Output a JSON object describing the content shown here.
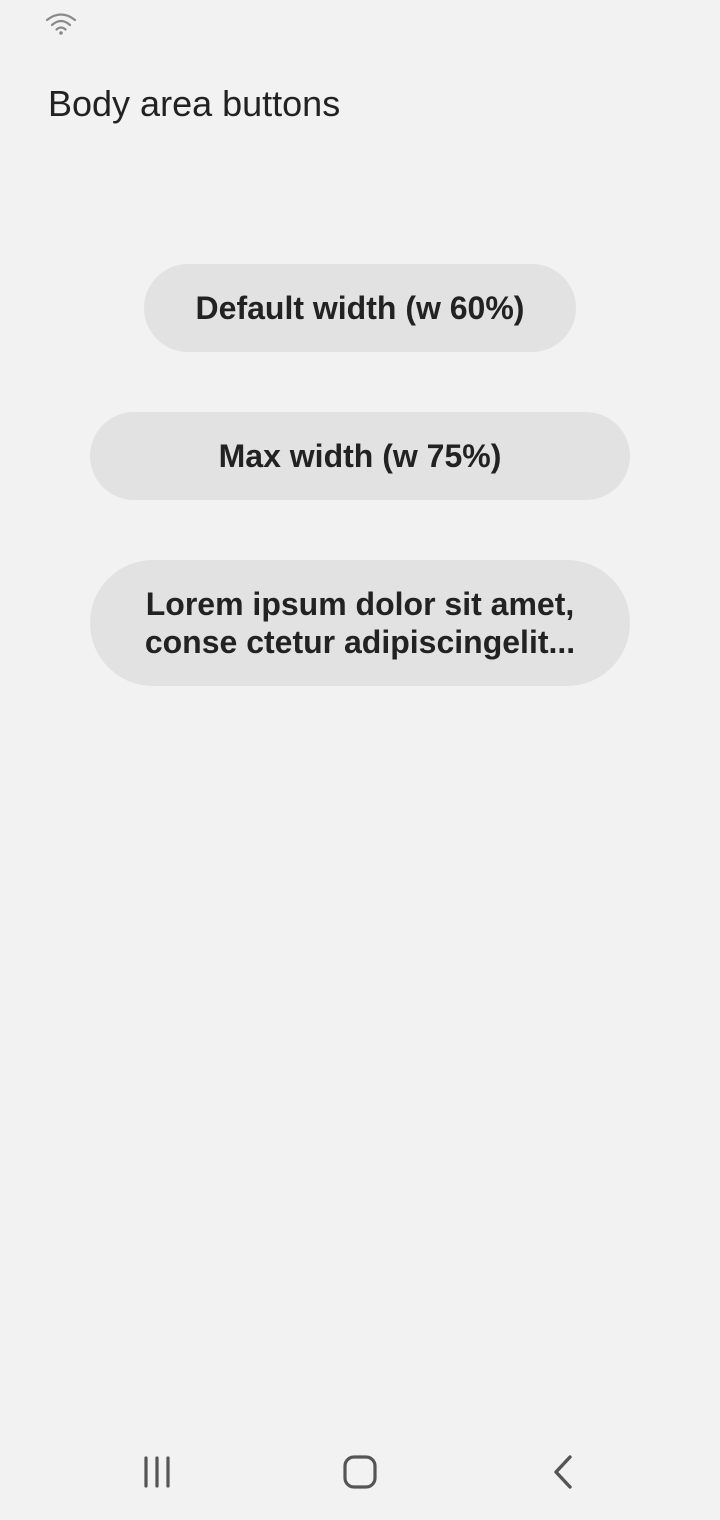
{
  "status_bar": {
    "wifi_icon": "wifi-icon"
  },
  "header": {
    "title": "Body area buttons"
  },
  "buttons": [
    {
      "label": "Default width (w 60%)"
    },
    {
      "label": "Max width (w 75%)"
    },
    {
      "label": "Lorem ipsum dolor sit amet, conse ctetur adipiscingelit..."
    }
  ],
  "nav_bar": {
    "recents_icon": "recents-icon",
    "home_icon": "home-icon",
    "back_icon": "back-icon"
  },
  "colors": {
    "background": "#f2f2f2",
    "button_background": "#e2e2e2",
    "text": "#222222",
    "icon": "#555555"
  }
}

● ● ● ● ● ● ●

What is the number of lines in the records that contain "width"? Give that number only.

2